"I brought you a present," he told her, reaching for a rectangular packet he'd brought with him. He placed it in her lap but she just looked at it blankly, so after a moment he picked it back up and unwrapped it himself.

Beth's eyes lit up and she pointed at various features of the picture, smiling again and even laughing a little.

"You recognise it?" he asked. The picture of Tracy Island was one which Virgil had only produced after his father had begged him to do it. It wasn't his usual style, being painted in the brightest of colours, the kind only a small child would really appreciate. Virgil hated it, but Jeff thought it was perfect. Beth certainly seemed to love it and Jeff couldn't help wondering if there were any memories buried deep inside her head which had been sparked off as she looked at it. Even if there were she'd never be able to tell anyone – one thing her injuries had ensured, was that she would never be able to tell anyone about International Rescue.

"There are the boys," he said, pointing at some figures on the beach. "That's me on the terrace. And look, up in the sky..." The vapour trails could have come from any old aircraft – only Jeff knew what had really made them.

"I'm sorry," he whispered. "It wasn't worth it, was it honey?" Then he rose to his feet as Caroline came back into the room.

"I guess that's it, then," he told her. "I'll keep in touch but I don't think I'll be visiting again."

"I understand," Caroline said. "It's hard, I know. But we'll be fine. I've always coped, whatever life threw at me."

Jeff looked uncomfortably at the floor before steeling himself to meet her eye.

"Caroline, I owe you an apology. Lucy cared about you and I know she'd have wanted me to look out for you and Beth after she died. I should have-"

Caroline held up a hand to stop him. "Jeff, let's get something clear. I would have liked to have got to know Lucy's boys, but that's the only reason I would have kept up our relationship. I've never wanted your money, I was happy as I was. Okay, so we didn't have much but we got by. I've never relied on anyone else in my life and let me tell you, if you'd turned up and offered me money, even when times were really hard, I wouldn't have taken a penny. So you can stop feeling guilty right now."

Jeff wished his niece had been more like her mother. Though if she'd known all this maybe everything would have worked out differently...

"Let me know if you need anything, wont you?" he said as he reached the door.

"Thank you, Jeff.
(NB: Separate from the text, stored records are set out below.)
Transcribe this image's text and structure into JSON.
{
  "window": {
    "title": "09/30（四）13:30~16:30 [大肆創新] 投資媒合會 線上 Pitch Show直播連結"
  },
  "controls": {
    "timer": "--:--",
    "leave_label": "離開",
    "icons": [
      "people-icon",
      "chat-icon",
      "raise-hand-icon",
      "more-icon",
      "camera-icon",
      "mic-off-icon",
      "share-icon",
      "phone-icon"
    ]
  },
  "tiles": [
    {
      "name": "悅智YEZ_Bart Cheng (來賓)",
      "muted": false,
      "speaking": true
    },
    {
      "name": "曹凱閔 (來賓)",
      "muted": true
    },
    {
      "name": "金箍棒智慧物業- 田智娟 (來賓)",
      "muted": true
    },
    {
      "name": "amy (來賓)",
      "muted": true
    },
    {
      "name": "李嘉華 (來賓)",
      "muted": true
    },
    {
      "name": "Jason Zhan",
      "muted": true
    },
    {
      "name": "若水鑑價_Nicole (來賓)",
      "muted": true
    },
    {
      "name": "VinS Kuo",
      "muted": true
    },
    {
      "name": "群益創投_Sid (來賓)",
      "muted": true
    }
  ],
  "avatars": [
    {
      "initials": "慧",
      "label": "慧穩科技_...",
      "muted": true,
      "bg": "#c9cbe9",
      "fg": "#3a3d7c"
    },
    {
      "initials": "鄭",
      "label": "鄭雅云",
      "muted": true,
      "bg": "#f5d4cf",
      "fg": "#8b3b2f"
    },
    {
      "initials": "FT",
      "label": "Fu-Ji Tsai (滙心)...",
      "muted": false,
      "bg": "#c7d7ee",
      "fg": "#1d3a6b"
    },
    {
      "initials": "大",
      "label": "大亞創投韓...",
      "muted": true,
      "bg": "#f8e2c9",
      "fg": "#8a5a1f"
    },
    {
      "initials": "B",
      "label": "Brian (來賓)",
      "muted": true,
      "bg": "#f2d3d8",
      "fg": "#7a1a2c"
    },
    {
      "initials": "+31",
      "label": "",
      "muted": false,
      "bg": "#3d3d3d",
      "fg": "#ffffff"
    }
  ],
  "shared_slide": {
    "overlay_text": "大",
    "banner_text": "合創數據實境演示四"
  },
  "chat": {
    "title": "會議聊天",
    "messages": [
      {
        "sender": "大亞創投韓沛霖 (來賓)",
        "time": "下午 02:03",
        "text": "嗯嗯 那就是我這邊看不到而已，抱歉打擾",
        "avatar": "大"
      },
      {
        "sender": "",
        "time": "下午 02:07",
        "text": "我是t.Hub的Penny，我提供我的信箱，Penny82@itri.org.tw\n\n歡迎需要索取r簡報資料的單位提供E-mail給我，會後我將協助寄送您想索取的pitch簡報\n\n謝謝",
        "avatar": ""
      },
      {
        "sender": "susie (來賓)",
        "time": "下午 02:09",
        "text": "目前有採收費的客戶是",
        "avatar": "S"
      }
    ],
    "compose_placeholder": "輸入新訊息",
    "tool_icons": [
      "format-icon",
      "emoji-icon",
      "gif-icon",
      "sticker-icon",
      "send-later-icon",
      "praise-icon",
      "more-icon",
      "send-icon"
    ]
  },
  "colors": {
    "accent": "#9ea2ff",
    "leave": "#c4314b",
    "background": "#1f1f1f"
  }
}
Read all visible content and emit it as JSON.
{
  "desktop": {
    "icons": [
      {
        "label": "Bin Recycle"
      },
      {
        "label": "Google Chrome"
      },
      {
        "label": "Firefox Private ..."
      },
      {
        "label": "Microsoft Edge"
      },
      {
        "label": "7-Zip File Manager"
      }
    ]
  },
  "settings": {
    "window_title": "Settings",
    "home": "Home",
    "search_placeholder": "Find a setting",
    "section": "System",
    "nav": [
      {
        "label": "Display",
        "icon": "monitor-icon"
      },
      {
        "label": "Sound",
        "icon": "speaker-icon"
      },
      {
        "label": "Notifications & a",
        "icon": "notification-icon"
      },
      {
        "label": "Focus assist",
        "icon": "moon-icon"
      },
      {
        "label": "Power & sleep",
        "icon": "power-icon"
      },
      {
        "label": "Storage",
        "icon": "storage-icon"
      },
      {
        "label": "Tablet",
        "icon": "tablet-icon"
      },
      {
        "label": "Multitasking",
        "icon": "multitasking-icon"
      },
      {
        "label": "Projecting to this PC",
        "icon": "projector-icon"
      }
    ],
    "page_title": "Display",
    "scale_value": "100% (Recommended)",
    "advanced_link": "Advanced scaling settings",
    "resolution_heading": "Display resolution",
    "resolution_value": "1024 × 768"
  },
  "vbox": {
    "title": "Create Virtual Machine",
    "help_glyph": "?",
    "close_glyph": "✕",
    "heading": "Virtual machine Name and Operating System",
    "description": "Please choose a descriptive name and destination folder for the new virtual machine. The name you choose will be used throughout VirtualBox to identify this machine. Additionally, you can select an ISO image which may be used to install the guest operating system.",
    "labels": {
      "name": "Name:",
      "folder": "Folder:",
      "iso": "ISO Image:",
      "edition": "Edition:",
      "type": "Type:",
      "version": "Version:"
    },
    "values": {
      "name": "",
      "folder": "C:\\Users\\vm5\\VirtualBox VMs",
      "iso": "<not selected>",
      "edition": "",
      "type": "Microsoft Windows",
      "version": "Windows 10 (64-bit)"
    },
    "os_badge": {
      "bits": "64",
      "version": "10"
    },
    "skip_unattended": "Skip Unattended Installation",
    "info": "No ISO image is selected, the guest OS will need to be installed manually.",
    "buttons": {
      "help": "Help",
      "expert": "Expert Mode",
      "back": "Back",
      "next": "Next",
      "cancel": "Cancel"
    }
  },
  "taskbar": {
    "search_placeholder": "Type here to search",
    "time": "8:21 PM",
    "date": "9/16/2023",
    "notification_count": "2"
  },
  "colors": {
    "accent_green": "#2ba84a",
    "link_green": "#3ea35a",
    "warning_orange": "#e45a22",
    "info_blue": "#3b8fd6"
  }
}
Oh, wait a minute!" She picked up something from the table in the hallway. "I understand this was Lucy's. You should take it back."

Jeff looked at the bracelet he'd given his niece at Christmas. He thought about Lucy and Beth, then shook his head at Caroline. "Keep it. You should have something of hers." He hoped Virgil would understand – he knew he personally wouldn't be able to look at it ever again and he thought his son might well feel the same.

Caroline looked doubtful for a moment, then smiled as he continued to insist that she take it. "Well, if you're sure. It would be nice to have something to remind me."

They looked sadly at each other for a moment, both of them wondering why so much tragedy had befallen their families.

"Good luck, Caroline," Jeff said.

"You too, Jeff. Take care of yourself and the boys."

"I will." He watched as the door closed then took a moment to pull himself together. It had been hard but he'd known he'd never be able to move on until he'd seen Beth one last time. Now it was done. As he made his way out to the street where a pink Rolls Royce was waiting, he couldn't help feeling a sense of release. It was finally over.